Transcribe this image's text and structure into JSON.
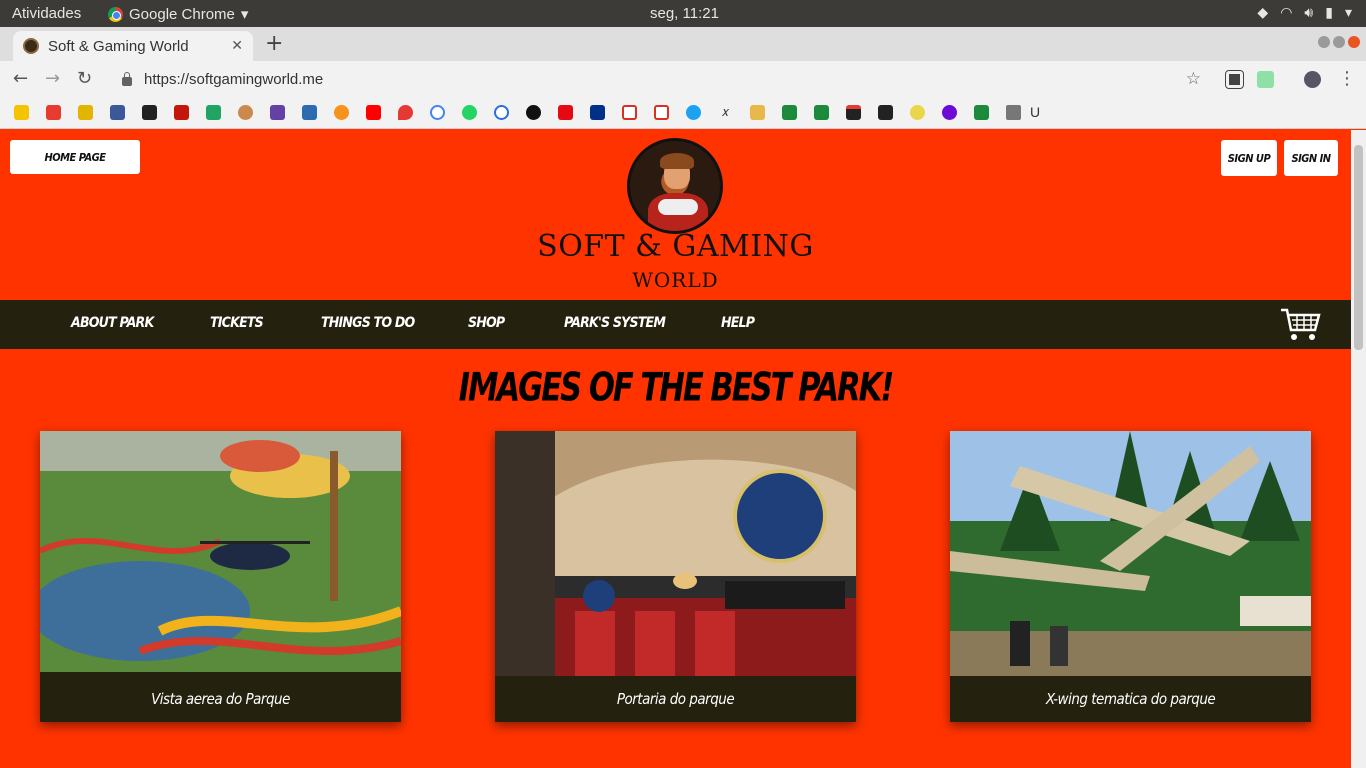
{
  "os": {
    "activities": "Atividades",
    "app_name": "Google Chrome",
    "clock": "seg, 11:21"
  },
  "browser": {
    "tab_title": "Soft & Gaming World",
    "url": "https://softgamingworld.me",
    "bookmark_folder": "U"
  },
  "site": {
    "home_label": "HOME PAGE",
    "signup_label": "SIGN UP",
    "signin_label": "SIGN IN",
    "logo_title": "SOFT & GAMING",
    "logo_subtitle": "WORLD",
    "nav": [
      {
        "label": "ABOUT PARK"
      },
      {
        "label": "TICKETS"
      },
      {
        "label": "THINGS TO DO"
      },
      {
        "label": "SHOP"
      },
      {
        "label": "PARK'S SYSTEM"
      },
      {
        "label": "HELP"
      }
    ],
    "section_title": "IMAGES OF THE BEST PARK!",
    "cards": [
      {
        "caption": "Vista aerea do Parque"
      },
      {
        "caption": "Portaria do parque"
      },
      {
        "caption": "X-wing tematica do parque"
      }
    ],
    "colors": {
      "page_bg": "#ff3300",
      "nav_bg": "#24210f",
      "card_bg": "#24210f"
    }
  }
}
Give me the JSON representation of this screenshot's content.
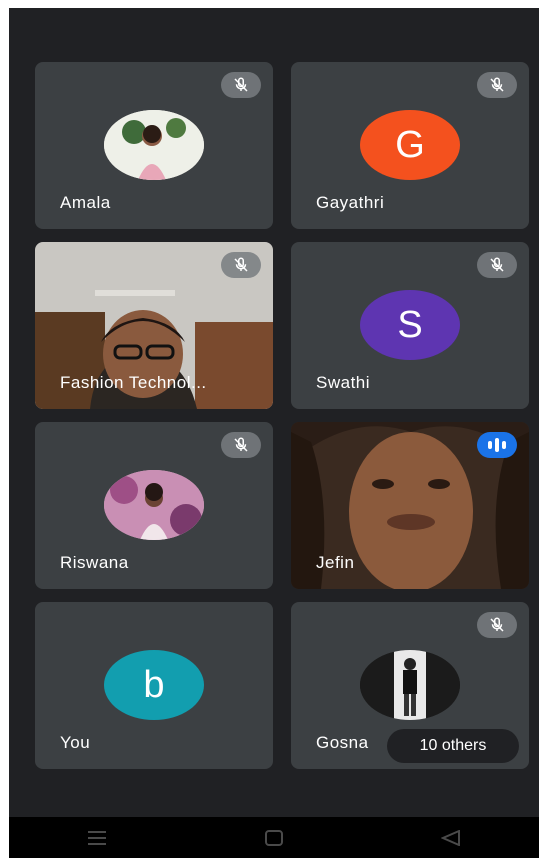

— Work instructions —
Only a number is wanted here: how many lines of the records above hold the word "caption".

— Reply —
3